[Dataset rows for apps and sites]
───

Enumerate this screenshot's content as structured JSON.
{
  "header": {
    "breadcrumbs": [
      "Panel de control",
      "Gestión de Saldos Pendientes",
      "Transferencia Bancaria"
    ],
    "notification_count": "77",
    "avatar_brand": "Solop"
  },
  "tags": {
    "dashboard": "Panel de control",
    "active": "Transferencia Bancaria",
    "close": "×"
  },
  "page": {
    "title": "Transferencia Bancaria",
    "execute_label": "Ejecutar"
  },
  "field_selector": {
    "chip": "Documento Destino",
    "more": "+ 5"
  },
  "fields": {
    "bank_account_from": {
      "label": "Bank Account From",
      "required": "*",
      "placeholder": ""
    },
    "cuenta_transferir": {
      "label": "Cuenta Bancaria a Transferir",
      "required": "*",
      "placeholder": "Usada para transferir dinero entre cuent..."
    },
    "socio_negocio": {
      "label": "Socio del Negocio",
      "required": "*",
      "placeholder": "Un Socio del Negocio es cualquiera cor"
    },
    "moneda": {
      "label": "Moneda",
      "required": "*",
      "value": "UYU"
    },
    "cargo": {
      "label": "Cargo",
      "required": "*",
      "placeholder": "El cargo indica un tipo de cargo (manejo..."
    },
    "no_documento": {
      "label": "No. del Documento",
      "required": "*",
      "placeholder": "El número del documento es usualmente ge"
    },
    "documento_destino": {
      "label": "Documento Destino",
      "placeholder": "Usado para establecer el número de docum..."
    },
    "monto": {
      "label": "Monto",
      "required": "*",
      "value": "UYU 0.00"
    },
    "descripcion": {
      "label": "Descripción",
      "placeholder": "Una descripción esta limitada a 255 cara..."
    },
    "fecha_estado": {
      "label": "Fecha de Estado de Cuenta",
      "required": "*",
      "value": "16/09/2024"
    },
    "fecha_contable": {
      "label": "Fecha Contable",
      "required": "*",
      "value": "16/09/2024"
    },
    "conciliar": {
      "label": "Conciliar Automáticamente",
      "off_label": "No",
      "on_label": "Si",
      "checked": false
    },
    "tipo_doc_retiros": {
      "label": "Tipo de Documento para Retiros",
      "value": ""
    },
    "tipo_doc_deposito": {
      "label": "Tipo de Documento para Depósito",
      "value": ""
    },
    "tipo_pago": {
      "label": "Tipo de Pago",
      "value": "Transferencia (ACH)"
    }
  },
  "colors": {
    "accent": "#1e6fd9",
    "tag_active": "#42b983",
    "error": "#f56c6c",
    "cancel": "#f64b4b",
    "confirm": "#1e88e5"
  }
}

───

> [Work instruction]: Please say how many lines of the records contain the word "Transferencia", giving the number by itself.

> [Result for this task]: 4